A few notes on the recipe: this dish is yummy and great for a regular old warm-weather dinner, in which case you don't need to do anything special to prepare it: make the pasta, chop the vegetables, dress generously, and toss everything together, perhaps over some baby greens.
To bring this dish to a barbecue, it's best to keep the elements (pasta, chopped vegetables, greens) separate until just before serving, to prevent general sogginess. If the pasta sits for too long in the vegetable mixture (which contains a fair amount of liquid), it can lost its al dente bite. So, here is what I suggest: make the pasta, and rinse with cold water until cool. Drizzle with some olive oil (only when cool; if hot, the pasta will tend to absorb the oil and clump a bit), and store in the fridge in a sealed zip-top bag. Chop the vegetables and dump directly into a portable food-storage container (with tight lid). Dress the vegetables, cover, and store in the fridge. Keep greens in a plastic bag, separate from other elements. Bring the whole ensemble to your barbecue, and just before everyone digs in, mix everything together in a big salad bowl.
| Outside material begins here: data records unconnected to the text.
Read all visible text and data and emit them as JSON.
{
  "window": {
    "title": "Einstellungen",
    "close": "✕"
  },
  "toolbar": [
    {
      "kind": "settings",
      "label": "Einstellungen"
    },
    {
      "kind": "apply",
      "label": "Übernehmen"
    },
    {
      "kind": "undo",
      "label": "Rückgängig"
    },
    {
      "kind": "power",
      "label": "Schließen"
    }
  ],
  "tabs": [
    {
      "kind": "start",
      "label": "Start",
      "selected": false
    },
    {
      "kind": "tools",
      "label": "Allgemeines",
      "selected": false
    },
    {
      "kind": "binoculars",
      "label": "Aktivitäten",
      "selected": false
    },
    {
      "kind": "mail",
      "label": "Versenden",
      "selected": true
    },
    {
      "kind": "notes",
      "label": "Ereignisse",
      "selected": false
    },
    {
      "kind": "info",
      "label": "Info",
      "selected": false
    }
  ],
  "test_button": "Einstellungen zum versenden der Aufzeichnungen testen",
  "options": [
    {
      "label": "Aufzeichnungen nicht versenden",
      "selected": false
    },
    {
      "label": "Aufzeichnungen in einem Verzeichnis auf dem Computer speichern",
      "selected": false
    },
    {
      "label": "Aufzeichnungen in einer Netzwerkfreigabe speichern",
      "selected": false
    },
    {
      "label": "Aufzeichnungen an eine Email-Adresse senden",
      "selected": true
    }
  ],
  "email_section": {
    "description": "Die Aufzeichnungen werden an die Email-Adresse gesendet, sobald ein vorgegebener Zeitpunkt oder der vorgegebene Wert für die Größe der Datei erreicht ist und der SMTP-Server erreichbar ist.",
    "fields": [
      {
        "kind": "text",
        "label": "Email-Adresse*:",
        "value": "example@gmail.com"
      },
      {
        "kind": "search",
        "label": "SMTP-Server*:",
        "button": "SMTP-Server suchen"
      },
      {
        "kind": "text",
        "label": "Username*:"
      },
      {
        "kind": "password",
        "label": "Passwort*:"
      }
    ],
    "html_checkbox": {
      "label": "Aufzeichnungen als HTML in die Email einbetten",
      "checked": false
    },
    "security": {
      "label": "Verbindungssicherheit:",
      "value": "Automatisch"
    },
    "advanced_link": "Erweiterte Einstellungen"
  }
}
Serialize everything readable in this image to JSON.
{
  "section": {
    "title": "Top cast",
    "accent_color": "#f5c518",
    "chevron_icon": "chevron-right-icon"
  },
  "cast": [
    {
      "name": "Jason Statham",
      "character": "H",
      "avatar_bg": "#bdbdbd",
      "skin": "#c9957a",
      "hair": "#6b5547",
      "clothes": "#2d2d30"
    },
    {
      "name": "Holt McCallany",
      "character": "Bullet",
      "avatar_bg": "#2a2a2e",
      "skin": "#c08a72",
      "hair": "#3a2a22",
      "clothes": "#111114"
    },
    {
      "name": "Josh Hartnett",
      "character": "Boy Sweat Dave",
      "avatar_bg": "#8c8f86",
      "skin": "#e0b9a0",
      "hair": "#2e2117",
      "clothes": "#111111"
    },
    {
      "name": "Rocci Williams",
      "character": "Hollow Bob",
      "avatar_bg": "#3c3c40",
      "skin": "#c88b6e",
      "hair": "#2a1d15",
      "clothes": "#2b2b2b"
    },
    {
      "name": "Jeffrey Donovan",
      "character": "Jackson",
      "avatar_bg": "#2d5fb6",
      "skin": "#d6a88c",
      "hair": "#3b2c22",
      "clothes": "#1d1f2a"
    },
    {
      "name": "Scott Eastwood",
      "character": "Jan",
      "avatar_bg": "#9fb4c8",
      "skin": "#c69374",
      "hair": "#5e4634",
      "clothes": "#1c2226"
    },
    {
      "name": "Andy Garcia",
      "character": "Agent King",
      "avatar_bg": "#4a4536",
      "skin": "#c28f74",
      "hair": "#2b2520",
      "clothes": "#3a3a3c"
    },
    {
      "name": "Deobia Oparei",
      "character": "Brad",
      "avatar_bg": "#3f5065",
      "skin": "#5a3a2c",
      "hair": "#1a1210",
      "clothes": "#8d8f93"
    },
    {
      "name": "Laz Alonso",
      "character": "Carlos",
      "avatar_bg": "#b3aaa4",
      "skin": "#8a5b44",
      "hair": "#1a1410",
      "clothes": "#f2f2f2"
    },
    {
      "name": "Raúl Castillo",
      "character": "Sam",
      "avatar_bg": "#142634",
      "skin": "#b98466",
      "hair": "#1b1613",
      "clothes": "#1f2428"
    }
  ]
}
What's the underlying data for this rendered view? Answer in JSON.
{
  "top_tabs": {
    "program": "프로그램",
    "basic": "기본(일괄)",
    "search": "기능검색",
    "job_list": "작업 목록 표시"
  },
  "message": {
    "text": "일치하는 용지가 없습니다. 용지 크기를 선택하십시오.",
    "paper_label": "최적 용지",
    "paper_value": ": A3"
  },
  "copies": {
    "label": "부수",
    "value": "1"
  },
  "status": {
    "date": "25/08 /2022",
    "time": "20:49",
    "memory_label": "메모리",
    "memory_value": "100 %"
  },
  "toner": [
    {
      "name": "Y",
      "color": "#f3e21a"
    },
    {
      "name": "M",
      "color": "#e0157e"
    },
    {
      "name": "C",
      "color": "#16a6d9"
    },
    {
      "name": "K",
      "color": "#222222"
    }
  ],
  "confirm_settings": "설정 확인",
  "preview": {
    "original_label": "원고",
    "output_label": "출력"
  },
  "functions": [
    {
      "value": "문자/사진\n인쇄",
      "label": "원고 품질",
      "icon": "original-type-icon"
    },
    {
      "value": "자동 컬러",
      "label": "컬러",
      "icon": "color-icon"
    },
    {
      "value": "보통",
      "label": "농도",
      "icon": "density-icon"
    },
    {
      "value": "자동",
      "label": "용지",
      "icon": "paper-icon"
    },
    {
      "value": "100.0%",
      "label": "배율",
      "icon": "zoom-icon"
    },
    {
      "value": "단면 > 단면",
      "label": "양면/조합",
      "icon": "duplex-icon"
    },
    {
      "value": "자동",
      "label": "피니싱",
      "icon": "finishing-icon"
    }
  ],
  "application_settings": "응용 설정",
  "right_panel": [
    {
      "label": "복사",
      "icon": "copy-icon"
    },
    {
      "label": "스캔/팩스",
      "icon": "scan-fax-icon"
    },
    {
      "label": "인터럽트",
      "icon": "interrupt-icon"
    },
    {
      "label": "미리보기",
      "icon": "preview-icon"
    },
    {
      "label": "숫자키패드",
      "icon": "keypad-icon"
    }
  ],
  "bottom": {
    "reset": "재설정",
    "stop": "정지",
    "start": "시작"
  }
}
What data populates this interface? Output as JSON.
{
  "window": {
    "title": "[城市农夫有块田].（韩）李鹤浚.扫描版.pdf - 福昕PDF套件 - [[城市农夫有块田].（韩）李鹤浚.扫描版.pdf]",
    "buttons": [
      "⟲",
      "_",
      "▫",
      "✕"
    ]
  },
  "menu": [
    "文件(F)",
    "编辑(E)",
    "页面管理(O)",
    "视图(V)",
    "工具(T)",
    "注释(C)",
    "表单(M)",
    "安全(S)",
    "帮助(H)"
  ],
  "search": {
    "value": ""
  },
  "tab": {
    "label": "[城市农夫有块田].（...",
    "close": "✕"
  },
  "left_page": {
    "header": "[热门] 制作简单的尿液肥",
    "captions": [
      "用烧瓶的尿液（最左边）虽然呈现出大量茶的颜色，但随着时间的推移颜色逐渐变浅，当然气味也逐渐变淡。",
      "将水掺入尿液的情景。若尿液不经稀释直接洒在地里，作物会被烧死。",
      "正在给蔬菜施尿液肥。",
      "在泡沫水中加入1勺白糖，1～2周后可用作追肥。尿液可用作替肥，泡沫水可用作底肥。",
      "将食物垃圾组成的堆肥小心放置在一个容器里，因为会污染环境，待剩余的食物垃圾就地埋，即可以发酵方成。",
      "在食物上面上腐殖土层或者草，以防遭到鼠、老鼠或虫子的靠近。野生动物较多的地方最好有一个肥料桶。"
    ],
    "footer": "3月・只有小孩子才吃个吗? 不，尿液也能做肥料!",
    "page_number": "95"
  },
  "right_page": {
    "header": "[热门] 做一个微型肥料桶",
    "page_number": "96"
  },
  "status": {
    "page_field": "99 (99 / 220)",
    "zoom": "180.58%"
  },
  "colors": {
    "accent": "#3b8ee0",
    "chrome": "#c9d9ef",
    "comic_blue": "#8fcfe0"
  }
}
And a few other things: The key to flavorful pasta is very generously salted pasta water. Don't be shy! Use sea salt, and add lots. Like, a couple tablespoons lots. Trust me. I prefer shells for this dish, because they are roughly the same size as the chopped vegetables. Farfalle would also be good, but I can never find a whole wheat variety. Although I suggest parsley and mint to flavor the salad, other herbs (oregano, basil, maybe dill) could be used as well. Roasted red peppers and/or kalamata olives would also be good additions, though I didn't have any on hand. Oh, and although I forgot to add the feta before photographing this dish, it was delicious. Yum!
Cookout-friendly Salad with Pasta (makes a whole bunch; can be halved)
1 lb. whole wheat pasta shells
1 can chickpeas, drained
6 small or 3 large carrots, peeled and sliced on the bias
3-4 green onions, sliced thinly
1 English cucumber, diced
~1 c. halved grape tomatoes
1 small block feta cheese, diced or crumbled
1 large handful fresh herbs, minced (I used mint and parsley)
1 tsp. dried oregano (use fresh if you have it)
2 tbs. mustard
1-2 tsp. honey
juice of 2 lemons
generous splash of sherry or white wine vinegar
plentiful olive oil
salt and pepper, to taste
baby salad greens, for serving
Boil pasta in generously salted water until al dente. Drain and rinse immediately in cold water until cool to the touch. When fully cool, drizzle with olive oil and set aside in the refrigerator. In a large bowl or container, combine chopped carrots, cucumber, tomatoes, green onions, chickpeas, and herbs. Prepare dressing: mix mustard, honey, lemon juice, vinegar and a couple tablespoons of olive oil. Pour over chopped vegetables and stir to combine. Add cheese. Taste and season with salt and pepper. Add more vinegar or lemon juice if necessary. When ready to serve, combine pasta with chopped vegetables and stir to combine. Drizzle with a bit more olive oil, if desired. Serve over salad greens.